2019 marks a new year. And with each new year, it’s time for new resolutions. It’s a promise to be better, to fix the mistakes of yesterday.
Every year I adopt some sort of resolutions - some years more specific than others, but every year some sort of goal nonetheless. Most years I’m successful in at least some. Although quite generic and cheesy, I find that the end of a year is a good natural inflection point to reflect on the highs and lows of the past year, and to think of the future.
A common criticism I see is that improvements and goals could be made anytime. But sometimes, the result is more important than the why.
Here are my resolutions for 2019:
- Fail more.
- Be kinder.
- Live healthier.
These three resolutions have all been life goals that I feel I haven’t pursued enough, or philosophies that I don’t live by enough. Whether in terms of experiences/memories, attitudes towards others, positivity, and long-term happiness, I picked these because I believe that these are three of the key areas I need to improve on.
I say I treasure new experiences, but I find that often let my fears get in the way of actually pursuing them. Sometimes it’s just the struggle of organizing and planning, finding both an itinerary and the time to do something, like travel. Other times it’s overthinking and worrying about the potential negative consequences, usually failure.

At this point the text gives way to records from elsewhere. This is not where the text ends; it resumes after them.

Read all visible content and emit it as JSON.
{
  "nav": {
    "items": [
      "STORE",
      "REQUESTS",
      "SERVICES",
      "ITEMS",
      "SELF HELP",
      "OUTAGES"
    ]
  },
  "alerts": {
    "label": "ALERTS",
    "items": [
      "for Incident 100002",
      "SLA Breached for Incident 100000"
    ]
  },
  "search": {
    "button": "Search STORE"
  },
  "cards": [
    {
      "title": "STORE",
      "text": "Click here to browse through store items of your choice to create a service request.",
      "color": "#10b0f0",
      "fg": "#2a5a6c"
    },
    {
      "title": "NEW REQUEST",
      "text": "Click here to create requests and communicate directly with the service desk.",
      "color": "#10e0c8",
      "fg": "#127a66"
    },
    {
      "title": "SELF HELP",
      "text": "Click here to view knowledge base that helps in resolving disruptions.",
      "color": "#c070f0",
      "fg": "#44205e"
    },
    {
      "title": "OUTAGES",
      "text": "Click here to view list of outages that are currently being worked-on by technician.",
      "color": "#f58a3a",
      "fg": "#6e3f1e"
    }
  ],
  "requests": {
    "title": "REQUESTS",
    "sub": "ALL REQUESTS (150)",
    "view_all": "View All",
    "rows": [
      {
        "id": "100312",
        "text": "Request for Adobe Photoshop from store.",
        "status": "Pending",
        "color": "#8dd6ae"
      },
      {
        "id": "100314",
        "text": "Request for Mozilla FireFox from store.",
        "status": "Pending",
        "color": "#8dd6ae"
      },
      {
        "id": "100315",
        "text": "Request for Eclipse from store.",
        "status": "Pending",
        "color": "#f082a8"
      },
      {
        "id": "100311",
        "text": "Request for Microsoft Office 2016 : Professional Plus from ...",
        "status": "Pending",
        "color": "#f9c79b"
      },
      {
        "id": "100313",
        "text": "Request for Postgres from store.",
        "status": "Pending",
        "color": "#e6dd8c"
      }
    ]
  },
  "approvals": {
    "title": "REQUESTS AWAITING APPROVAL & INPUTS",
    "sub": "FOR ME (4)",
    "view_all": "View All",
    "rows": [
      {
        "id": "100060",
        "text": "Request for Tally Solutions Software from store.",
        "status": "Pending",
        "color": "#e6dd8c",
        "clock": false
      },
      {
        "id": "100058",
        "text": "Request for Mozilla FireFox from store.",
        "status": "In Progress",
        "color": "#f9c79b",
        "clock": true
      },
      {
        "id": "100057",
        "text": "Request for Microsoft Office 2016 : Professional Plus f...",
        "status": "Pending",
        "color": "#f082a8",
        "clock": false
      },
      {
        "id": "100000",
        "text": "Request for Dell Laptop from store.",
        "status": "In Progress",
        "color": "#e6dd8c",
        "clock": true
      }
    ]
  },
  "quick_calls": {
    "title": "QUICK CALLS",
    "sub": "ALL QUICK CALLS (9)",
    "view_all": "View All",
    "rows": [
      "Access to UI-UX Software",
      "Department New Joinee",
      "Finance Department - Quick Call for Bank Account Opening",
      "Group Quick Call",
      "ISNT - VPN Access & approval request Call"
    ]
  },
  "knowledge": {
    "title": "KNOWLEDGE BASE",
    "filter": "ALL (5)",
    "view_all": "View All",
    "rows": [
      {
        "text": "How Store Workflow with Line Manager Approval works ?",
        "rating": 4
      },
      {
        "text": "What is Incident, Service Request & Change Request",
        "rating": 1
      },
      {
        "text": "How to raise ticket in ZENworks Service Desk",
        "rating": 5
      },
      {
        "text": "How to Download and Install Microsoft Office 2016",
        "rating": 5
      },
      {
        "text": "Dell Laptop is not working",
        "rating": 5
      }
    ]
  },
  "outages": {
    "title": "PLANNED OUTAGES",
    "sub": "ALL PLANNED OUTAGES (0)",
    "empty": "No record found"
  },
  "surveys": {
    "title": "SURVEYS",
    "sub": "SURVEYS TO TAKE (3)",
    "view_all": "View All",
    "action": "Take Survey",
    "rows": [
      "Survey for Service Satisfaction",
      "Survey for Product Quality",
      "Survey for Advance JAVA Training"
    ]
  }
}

I’d like to open up more, and be more vulnerable. To say what’s on my mind, even if it’s not the best, safest, or perfect thing to say. I expect
I’ve had one Ulysses challenge about this - to spend a year trying things that are scary, reckless & risky. Better now than never. This is a promise to chase the daring and risky, to do the uncertain and embarrassing. In the name of memories.
This is for now - to new experiences and saying yes, to taking initiative and being brave.
Self-care is one of those topics I hadn’t really believed in. One thought was that - being kind to myself was worth sacrificing - if it meant success. Soft words and accepting failures were seen as weak, as beliefs that would destroy the sharp edge of ambition and dreams.
It also means to be more positive and open. I’ve definitely been someone overly critical of both myself and others. Sometimes it’s easier to say harsh, negative words. Other times it’s easy to find problems and weaknesses, and sure I can sugarcoat it with “looking to improvement”, but negative nonetheless.
I think the basis is self-explanatory. Fix my sleep schedule, fix my eating habits, keep hitting the gym. Be a healthier person, all around. It also means taking the time to rest, to make time for myself, and to do things that make me feel fulfilled.
In the short term, it’s just a focus on getting back to the gym regularly, while also being mindful of my diet. In the medium term, it’s getting into meditation and restarting proper journaling/writing. And in the long term - and always, it’s finding meaningful moments with people I care about.
So my resolutions these year are much more nebulous than others (which have been along the lines of “Get 40 on the MCAT” or “Cook every day”). I think in one way, it may make it easier to fail, when either anything (or nothing) would properly fulfill these resolutions. On the other hand, maybe these aren’t so much hard goals but guidelines to live life by. I’ll definitely be thinking of them throughout the year - reflecting on what I’ve done and the choices I’ve made - and refining my smaller goals to realign with what I want. Every three months I’ll likely be reviewing my current actionable goals, just mindful of the long-term trajectory.’
Also, if you’re in Toronto (or will come through at any point), come over for dinner. Drop me a line at [email protected] or just message me!
And hopefully, by the end of the year, I’ll feel that these have be fulfilled. It’s likely that there will be many moments where I forget, but that’s okay. It’s a new year, with a new me.